Many unshod horses have strong, healthy hooves and will never go lame or have other hoof issues. You can work with and ride your horse just as you would if he had shoes on. Certain horses are just as sure footed if not more so than when they have shoes on. This is something you will have to determine from experience.
Try working and riding your horse both shod and unshod to see if you can get away without shoeing. However, please note that you should really be making the decision to shoe or not with a professional farrier who can evaluate your horse’s feet to be on the safe side. It is far better to provide more protection than to damage their feet. Horses with unhealthy and painful feet suffer greatly and take a long time to heal.
How often do horses need shoes
Horses require new shoes on average every 6 to 8 weeks. The metal shoes might not necessarily be worn out yet but the hoof has grown since it was placed.
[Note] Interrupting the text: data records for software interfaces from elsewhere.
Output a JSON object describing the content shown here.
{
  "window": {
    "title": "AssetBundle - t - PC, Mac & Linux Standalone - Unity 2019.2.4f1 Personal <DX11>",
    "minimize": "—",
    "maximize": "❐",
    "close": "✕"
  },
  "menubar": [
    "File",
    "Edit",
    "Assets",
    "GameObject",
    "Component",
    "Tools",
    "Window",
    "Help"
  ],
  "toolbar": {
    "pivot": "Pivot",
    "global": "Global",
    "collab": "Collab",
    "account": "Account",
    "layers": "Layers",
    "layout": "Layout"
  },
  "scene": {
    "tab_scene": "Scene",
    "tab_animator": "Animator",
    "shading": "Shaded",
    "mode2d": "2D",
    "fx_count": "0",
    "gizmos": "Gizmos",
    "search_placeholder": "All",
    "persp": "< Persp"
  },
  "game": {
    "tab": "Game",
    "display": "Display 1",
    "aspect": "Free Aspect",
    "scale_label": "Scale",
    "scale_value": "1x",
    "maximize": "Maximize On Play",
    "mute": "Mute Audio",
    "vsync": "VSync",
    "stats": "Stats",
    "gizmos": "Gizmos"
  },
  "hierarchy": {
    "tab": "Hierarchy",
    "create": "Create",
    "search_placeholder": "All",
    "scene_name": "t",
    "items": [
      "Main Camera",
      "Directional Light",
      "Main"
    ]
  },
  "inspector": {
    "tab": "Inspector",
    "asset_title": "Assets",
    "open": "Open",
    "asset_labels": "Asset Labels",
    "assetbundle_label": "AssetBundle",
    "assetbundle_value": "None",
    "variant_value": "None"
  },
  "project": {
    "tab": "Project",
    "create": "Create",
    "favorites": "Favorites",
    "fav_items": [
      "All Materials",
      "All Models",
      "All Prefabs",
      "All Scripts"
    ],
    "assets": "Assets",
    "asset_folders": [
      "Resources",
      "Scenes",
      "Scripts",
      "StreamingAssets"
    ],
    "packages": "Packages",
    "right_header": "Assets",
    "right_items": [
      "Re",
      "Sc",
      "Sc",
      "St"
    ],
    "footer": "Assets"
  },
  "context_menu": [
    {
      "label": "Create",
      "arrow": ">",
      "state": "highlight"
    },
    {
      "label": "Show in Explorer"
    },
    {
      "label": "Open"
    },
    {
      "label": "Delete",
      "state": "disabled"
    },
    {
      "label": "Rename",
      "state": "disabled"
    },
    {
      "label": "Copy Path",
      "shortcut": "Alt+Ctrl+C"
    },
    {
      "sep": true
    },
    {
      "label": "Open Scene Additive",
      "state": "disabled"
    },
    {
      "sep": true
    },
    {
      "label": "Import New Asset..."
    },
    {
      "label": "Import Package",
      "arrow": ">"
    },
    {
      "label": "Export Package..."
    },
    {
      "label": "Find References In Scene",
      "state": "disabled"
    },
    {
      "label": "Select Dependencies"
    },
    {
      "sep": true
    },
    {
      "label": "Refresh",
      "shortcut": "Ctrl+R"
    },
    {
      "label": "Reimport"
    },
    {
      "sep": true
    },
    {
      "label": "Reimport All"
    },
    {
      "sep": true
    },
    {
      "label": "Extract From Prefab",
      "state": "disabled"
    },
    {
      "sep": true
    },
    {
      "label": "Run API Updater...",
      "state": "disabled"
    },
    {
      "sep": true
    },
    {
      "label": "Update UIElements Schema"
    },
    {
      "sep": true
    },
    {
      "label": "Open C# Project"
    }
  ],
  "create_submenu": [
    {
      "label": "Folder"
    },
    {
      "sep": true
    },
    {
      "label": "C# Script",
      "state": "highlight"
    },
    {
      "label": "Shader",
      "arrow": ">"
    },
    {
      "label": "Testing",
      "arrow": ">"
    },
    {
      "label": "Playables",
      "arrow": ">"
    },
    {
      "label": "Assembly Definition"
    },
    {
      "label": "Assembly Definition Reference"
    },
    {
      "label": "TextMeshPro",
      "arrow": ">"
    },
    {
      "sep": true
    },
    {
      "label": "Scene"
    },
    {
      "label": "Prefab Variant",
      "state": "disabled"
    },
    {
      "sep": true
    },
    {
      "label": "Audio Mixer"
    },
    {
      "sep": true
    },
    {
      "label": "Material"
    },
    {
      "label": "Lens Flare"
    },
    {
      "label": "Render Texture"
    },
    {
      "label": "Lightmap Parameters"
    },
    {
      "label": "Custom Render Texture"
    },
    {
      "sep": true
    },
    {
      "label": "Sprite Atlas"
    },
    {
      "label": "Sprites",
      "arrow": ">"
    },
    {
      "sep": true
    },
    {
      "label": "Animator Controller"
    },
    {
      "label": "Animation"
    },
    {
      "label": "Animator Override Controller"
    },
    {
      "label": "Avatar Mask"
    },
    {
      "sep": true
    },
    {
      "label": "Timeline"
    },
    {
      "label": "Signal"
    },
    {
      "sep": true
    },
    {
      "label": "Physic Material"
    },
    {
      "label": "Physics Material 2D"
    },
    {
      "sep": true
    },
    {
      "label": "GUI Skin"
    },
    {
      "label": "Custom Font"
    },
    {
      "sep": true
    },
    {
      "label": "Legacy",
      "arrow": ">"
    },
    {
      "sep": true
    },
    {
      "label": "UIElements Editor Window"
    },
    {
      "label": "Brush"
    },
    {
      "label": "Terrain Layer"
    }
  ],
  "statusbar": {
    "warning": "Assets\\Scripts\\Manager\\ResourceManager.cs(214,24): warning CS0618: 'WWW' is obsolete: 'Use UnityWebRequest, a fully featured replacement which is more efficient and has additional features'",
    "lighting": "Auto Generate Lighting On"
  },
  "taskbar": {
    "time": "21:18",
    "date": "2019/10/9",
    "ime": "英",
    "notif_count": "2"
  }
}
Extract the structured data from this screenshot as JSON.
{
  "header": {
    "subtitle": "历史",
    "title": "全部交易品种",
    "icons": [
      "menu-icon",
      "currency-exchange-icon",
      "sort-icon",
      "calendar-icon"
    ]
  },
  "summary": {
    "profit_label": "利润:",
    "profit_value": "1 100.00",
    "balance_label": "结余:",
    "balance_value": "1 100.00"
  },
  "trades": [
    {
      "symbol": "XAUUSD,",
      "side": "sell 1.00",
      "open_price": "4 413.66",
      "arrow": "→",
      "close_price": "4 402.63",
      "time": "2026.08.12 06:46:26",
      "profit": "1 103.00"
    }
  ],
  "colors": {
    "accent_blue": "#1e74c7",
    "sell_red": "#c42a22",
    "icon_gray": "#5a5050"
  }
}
Shoes prevent the bottom of the hooves from naturally filing down as a horse walks. Sometimes a farrier will determine that a shoe can be reused but most of the time they will simply fit a new one.
Horses without shoes will still need regular hoof trimmings and 6 to 8 weeks is still a good checking point. Since bare feet trim down naturally, some horses won’t require trimming as often. Time of year, weather, ground terrain, and activity levels can also change how often your horse needs their feet trimmed.
If left unattended, horse hooves can grow extremely long, curl, or even splay outward and become extremely painful and prevent the horse from being able to walk.
How expensive is a farrier
Farrier fees are quite reasonable in my opinion. You can expect to pay around $45-80 for trimming bare feet and up to $130 for trimming and setting four new shoes.
It’s back-breaking work and there is always the chance the farrier will be injured by the horse. They charge per session and extra if special shoes are required. Most farriers make house calls but some also have a space where you can bring your horse to them.
Do horse shoes hurt the horse
Horse hooves are like dog and cat nails, you can trim away the bottom portion without them feeling any pain. If a hoof is trimmed too short it can be painful and even bleed. They will have to grow out and heal before the sensitivity goes away.
Horse shoes do not hurt if attached properly. A farrier knows the proper angle and position to place each nail. The nails are pounded through the outer hoof wall where there is no feeling.
Crimping the nails down into the hoof wall to hold the shoe in place also does not hurt.
However, if angled incorrectly, the nail could be driven into the live part of the hoof and cause pain.
Can you trim and shoe a horse yourself
Trimming and shoeing a horse yourself is a viable option if you have the proper training. Taking a certified class or farrier program is highly recommended and a responsible thing to do before tackling the steps yourself.
Of course, anyone can buy the farrier tools necessary to do the job. You can even watch videos on YouTube showing you step by step how it’s done.
However, if you cut too deep, at the wrong angle, attach nails incorrectly, etc. you can cause serious damage to your horse’s feet that will take months or longer to correct and heal. You could potentially cause permanent lameness as well if you damage the hoof bad enough.
For me, this risk combined with injury potential to myself during the process, is never worth it. Sure, if the frog area is getting rough and a small piece is hanging off you can trim that. But other than that, I always leave trimming and shoeing my horses to a professional farrier.
Not all horses require shoes all the time. Shoeing a horse is something you can experiment with. Try using shoes for a period of time and then go without. Watch for discomfort and inspect your horses hooves often. You may find that your horses hooves remain healthy even without shoes. Either way, consult with a trained farrier. They often have better insight into what is best for your horse.